- Existential threat? -

Kwarteng is due to address the grassroots gathering on Monday, before Truss closes it with the leader's keynote speech on Wednesday.

Although both have ruled out a U-turn on their economic package, they conceded ground Friday by allowing the Office for Budget Responsibility to send Kwarteng an initial independent costing score-card of it later next week.

But the OBR has confirmed none of its assessments will be published until November 23 -- something critics are urging the government to bring forward.

In Birmingham, the conference programme has already been pared back to eliminate some of its fringe partying following the September 8 death of Queen Elizabeth II -– who appointed Truss only two days before she died.

Many commentators are urging contrition from the new leader, to avoid the kind of doomsday scenario laid out by senior Tory MP Charles Walker.

A general election is not due until January 2025 at the latest.

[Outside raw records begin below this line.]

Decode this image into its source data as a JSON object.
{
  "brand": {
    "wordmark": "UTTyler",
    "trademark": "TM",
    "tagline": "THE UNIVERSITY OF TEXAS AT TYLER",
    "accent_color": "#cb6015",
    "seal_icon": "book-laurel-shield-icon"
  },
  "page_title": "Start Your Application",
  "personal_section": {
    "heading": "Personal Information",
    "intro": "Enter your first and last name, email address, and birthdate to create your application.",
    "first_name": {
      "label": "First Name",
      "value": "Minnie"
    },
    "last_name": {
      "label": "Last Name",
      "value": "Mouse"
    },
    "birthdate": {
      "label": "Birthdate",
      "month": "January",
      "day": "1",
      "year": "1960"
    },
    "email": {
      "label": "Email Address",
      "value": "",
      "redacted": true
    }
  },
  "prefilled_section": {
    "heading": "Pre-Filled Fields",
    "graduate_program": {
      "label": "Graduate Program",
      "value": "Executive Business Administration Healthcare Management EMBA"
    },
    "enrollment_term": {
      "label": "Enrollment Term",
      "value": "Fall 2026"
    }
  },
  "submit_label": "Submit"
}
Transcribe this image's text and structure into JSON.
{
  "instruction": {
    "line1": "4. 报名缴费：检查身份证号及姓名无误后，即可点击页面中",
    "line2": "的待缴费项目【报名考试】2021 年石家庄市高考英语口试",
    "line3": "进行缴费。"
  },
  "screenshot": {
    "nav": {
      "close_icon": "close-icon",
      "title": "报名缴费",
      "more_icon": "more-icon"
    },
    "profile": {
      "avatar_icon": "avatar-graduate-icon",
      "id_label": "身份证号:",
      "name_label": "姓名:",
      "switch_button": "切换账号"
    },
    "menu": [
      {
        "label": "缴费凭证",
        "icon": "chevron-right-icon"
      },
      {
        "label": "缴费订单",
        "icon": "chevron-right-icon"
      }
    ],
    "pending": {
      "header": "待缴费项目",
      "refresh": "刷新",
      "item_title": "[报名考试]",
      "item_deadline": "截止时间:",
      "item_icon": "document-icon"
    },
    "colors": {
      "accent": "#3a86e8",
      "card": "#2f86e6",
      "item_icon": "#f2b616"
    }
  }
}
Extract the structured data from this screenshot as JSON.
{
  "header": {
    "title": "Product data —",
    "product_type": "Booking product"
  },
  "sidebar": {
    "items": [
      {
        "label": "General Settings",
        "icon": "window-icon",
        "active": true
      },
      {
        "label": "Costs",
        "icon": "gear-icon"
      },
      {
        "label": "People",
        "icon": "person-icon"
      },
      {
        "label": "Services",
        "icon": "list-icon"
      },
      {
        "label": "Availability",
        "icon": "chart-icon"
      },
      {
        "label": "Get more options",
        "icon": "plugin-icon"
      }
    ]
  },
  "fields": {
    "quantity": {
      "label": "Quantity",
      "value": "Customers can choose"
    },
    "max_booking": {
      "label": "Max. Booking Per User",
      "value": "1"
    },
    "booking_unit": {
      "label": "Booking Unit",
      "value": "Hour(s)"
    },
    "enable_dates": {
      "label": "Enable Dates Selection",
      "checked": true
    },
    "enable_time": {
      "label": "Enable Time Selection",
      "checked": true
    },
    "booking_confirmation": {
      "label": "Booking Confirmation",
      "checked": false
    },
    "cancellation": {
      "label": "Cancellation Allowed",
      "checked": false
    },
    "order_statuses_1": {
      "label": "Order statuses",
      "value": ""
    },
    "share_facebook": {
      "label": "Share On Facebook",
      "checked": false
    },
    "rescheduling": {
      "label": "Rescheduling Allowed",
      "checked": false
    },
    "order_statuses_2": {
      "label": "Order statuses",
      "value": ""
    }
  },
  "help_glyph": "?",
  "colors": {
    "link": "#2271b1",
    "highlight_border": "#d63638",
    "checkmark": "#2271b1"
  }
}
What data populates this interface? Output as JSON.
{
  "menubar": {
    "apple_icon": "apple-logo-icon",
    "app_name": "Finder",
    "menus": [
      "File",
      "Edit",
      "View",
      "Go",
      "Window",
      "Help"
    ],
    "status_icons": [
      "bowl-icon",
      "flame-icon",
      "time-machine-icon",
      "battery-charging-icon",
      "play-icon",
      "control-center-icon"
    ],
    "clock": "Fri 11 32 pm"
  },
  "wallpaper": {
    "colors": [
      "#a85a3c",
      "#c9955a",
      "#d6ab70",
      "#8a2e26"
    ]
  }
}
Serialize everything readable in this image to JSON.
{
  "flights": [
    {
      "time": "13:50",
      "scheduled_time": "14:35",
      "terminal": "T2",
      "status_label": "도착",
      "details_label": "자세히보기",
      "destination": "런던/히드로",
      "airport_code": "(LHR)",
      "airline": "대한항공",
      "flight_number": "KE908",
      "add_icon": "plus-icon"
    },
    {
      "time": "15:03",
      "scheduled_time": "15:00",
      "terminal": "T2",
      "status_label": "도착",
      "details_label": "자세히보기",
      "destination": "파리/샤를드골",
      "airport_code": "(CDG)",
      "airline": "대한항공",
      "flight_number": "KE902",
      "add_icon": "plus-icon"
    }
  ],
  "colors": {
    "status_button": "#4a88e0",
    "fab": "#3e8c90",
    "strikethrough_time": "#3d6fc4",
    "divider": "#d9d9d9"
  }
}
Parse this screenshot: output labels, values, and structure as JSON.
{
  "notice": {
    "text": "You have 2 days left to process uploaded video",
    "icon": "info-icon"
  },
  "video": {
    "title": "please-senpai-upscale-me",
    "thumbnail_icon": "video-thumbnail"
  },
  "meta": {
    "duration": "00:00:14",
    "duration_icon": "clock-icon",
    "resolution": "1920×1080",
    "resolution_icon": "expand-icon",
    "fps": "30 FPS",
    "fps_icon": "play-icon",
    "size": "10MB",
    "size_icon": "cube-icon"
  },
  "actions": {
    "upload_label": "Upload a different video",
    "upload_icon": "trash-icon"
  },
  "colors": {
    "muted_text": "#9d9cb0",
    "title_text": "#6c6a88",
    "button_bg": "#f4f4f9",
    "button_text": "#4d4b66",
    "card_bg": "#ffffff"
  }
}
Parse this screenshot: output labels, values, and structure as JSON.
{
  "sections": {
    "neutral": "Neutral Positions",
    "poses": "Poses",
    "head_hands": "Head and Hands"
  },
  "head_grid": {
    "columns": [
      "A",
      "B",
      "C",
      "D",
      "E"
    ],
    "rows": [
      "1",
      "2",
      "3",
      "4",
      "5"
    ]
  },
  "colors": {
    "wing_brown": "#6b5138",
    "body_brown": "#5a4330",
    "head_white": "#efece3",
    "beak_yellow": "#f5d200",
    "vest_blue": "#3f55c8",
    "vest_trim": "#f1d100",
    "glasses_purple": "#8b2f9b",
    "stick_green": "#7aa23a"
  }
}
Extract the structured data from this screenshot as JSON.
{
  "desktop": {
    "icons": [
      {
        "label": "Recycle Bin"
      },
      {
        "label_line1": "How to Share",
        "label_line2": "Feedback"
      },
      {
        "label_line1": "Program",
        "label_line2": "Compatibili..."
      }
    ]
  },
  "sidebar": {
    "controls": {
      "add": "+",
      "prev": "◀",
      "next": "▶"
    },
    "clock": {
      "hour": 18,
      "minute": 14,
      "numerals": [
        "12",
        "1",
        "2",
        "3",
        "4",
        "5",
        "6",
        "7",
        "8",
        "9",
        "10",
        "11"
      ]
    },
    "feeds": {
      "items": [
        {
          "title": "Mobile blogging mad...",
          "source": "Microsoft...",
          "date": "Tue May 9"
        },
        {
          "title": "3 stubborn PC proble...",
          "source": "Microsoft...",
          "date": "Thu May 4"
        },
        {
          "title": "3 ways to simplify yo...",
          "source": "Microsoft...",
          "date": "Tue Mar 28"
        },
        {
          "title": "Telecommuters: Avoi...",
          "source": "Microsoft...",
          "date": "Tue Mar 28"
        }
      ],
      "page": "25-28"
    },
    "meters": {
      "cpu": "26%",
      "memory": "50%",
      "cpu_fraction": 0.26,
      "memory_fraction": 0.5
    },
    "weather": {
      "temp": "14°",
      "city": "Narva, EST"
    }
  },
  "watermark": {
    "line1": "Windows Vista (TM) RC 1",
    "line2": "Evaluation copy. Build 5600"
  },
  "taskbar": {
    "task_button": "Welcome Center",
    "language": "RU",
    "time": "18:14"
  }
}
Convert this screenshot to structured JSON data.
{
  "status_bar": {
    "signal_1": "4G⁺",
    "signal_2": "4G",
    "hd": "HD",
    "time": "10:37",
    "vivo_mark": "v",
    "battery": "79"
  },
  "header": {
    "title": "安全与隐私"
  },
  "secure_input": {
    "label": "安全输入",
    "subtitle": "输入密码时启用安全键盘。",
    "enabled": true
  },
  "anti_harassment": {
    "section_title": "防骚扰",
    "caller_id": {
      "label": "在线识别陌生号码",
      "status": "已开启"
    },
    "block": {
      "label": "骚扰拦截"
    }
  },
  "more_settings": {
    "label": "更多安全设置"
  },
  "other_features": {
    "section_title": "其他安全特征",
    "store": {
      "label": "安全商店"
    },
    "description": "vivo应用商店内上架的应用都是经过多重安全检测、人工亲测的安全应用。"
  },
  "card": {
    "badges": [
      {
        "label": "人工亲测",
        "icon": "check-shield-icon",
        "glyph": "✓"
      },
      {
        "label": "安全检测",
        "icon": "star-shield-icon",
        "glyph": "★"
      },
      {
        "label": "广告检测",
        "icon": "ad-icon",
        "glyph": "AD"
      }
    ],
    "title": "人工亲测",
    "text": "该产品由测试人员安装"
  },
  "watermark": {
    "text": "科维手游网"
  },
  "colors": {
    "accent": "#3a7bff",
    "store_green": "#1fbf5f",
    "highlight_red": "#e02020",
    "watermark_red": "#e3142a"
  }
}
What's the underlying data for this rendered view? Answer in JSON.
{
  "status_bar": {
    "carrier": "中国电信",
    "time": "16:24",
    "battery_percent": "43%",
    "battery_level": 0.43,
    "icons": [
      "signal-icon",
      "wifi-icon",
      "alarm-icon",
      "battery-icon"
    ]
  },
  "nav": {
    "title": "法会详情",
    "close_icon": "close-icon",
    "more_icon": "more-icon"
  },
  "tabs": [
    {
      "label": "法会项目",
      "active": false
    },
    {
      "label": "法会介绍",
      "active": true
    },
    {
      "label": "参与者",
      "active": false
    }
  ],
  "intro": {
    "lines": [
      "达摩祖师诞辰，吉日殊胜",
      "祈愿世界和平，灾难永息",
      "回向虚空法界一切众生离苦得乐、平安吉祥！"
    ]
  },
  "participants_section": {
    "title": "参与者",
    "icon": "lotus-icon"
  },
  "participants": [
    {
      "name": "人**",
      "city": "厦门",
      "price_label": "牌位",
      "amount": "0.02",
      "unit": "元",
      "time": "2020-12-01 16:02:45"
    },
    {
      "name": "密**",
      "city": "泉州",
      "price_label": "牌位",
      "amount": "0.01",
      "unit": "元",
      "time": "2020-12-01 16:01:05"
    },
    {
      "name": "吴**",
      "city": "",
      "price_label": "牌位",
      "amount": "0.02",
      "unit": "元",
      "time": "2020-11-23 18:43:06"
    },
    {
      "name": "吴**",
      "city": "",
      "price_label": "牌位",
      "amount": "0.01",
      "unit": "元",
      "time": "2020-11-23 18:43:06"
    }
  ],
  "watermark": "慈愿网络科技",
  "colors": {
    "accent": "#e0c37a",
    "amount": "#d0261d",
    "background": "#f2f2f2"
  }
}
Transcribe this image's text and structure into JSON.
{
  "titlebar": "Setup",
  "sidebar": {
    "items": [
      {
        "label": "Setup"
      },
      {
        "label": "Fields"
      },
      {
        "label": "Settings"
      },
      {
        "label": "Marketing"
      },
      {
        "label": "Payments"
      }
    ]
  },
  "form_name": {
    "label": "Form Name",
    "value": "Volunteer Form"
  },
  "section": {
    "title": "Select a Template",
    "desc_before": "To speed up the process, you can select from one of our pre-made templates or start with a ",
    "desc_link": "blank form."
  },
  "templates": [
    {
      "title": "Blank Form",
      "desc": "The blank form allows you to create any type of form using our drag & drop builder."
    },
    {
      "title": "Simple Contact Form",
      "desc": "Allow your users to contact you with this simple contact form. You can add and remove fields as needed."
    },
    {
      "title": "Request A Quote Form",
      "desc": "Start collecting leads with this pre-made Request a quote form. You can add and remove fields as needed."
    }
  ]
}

But if one were held tomorrow, Walker said, "we would cease to exist as a functioning political party".